(Component data from apps and pages)
▽

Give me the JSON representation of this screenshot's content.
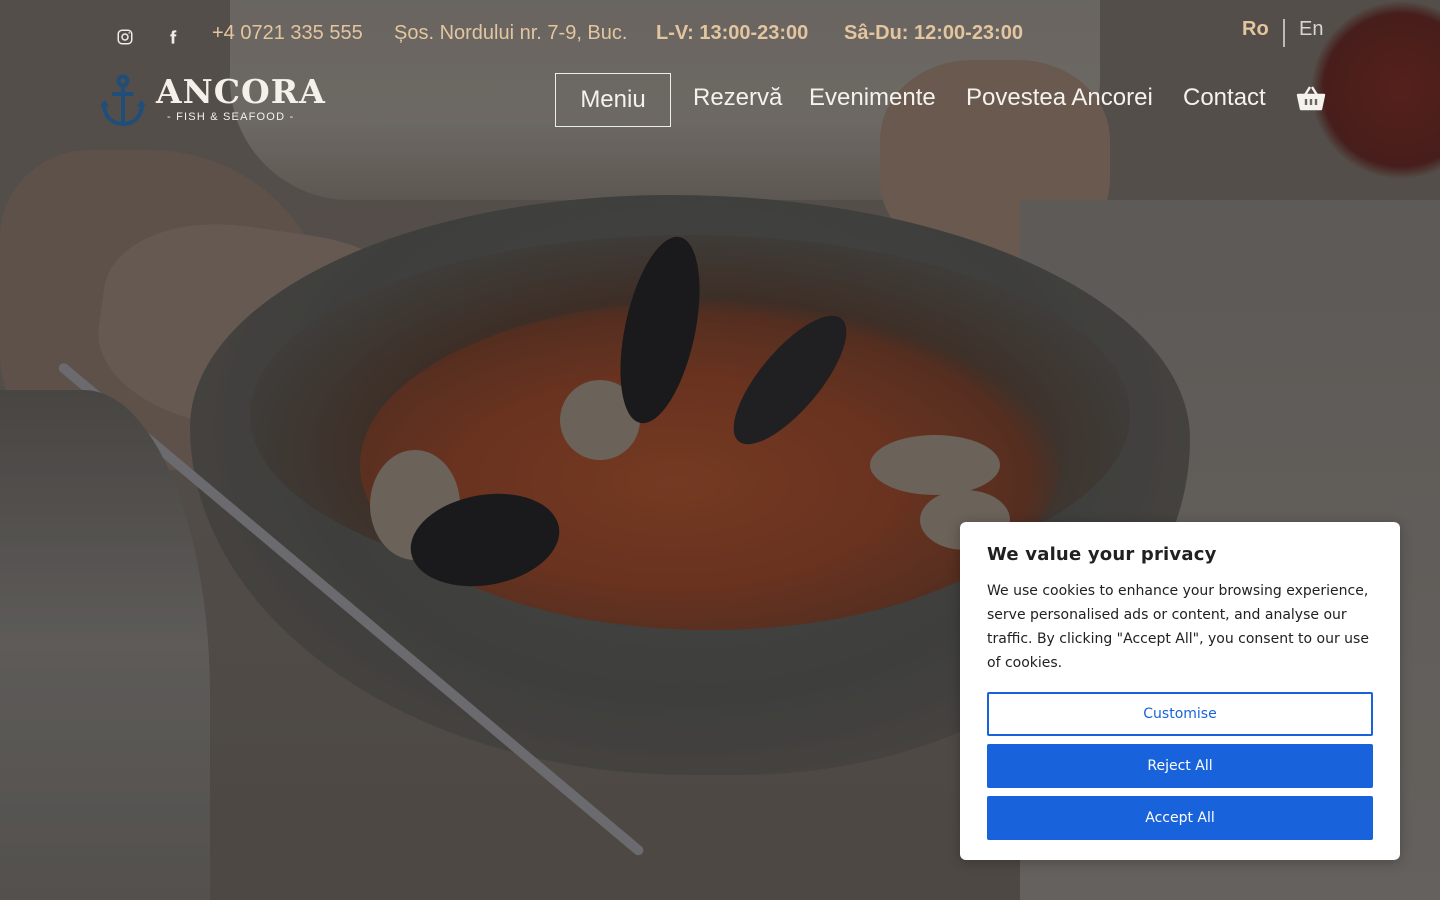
{
  "colors": {
    "gold_accent": "#e3c69f",
    "nav_text": "#f5f2ee",
    "cookie_primary": "#1863dc",
    "anchor_blue": "#1f4e7a"
  },
  "topbar": {
    "social": [
      {
        "icon": "instagram-icon"
      },
      {
        "icon": "facebook-icon"
      }
    ],
    "phone": "+4 0721 335 555",
    "address": "Șos. Nordului nr. 7-9, Buc.",
    "hours_weekdays": "L-V: 13:00-23:00",
    "hours_weekend": "Sâ-Du: 12:00-23:00",
    "languages": [
      {
        "label": "Ro",
        "active": true
      },
      {
        "label": "En",
        "active": false
      }
    ]
  },
  "logo": {
    "name": "ANCORA",
    "tagline": "- FISH & SEAFOOD -",
    "icon": "anchor-icon"
  },
  "nav": {
    "items": [
      {
        "label": "Meniu",
        "highlighted": true
      },
      {
        "label": "Rezervă"
      },
      {
        "label": "Evenimente"
      },
      {
        "label": "Povestea Ancorei"
      },
      {
        "label": "Contact"
      }
    ],
    "cart_icon": "basket-icon"
  },
  "cookie_banner": {
    "title": "We value your privacy",
    "text": "We use cookies to enhance your browsing experience, serve personalised ads or content, and analyse our traffic. By clicking \"Accept All\", you consent to our use of cookies.",
    "buttons": {
      "customise": "Customise",
      "reject": "Reject All",
      "accept": "Accept All"
    }
  }
}
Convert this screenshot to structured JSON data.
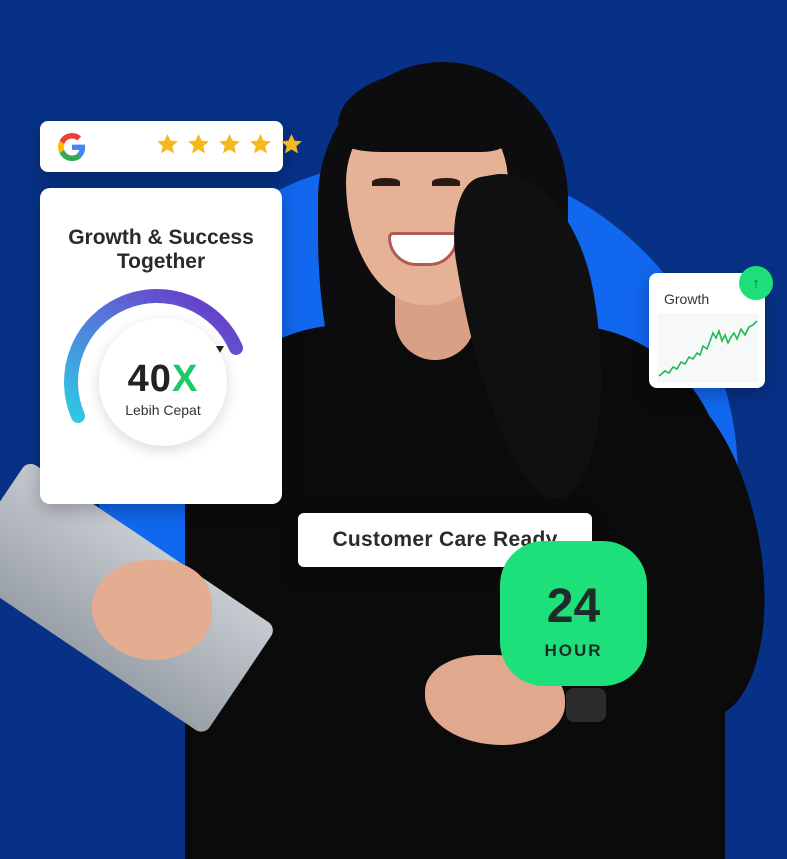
{
  "colors": {
    "background": "#073186",
    "circle": "#1167ee",
    "accent_green": "#1ee07a",
    "gauge_start": "#2ec9e3",
    "gauge_end": "#6a2fc6"
  },
  "rating": {
    "icon": "google-icon",
    "stars": 5
  },
  "growth_card": {
    "title": "Growth & Success\nTogether",
    "value_number": "40",
    "value_suffix": "X",
    "label": "Lebih Cepat"
  },
  "mini_card": {
    "label": "Growth",
    "badge_icon": "up-arrow-icon",
    "badge_symbol": "↑"
  },
  "care": {
    "text": "Customer Care Ready"
  },
  "hour_badge": {
    "number": "24",
    "unit": "HOUR"
  }
}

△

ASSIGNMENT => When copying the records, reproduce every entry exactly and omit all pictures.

RESPONSE AREA =>
Give me the JSON representation of this screenshot's content.
{
  "colors": {
    "gold_accent": "#e3c69f",
    "nav_text": "#f5f2ee",
    "cookie_primary": "#1863dc",
    "anchor_blue": "#1f4e7a"
  },
  "topbar": {
    "social": [
      {
        "icon": "instagram-icon"
      },
      {
        "icon": "facebook-icon"
      }
    ],
    "phone": "+4 0721 335 555",
    "address": "Șos. Nordului nr. 7-9, Buc.",
    "hours_weekdays": "L-V: 13:00-23:00",
    "hours_weekend": "Sâ-Du: 12:00-23:00",
    "languages": [
      {
        "label": "Ro",
        "active": true
      },
      {
        "label": "En",
        "active": false
      }
    ]
  },
  "logo": {
    "name": "ANCORA",
    "tagline": "- FISH & SEAFOOD -",
    "icon": "anchor-icon"
  },
  "nav": {
    "items": [
      {
        "label": "Meniu",
        "highlighted": true
      },
      {
        "label": "Rezervă"
      },
      {
        "label": "Evenimente"
      },
      {
        "label": "Povestea Ancorei"
      },
      {
        "label": "Contact"
      }
    ],
    "cart_icon": "basket-icon"
  },
  "cookie_banner": {
    "title": "We value your privacy",
    "text": "We use cookies to enhance your browsing experience, serve personalised ads or content, and analyse our traffic. By clicking \"Accept All\", you consent to our use of cookies.",
    "buttons": {
      "customise": "Customise",
      "reject": "Reject All",
      "accept": "Accept All"
    }
  }
}
Convert this screenshot to structured JSON data.
{
  "colors": {
    "background": "#073186",
    "circle": "#1167ee",
    "accent_green": "#1ee07a",
    "gauge_start": "#2ec9e3",
    "gauge_end": "#6a2fc6"
  },
  "rating": {
    "icon": "google-icon",
    "stars": 5
  },
  "growth_card": {
    "title": "Growth & Success\nTogether",
    "value_number": "40",
    "value_suffix": "X",
    "label": "Lebih Cepat"
  },
  "mini_card": {
    "label": "Growth",
    "badge_icon": "up-arrow-icon",
    "badge_symbol": "↑"
  },
  "care": {
    "text": "Customer Care Ready"
  },
  "hour_badge": {
    "number": "24",
    "unit": "HOUR"
  }
}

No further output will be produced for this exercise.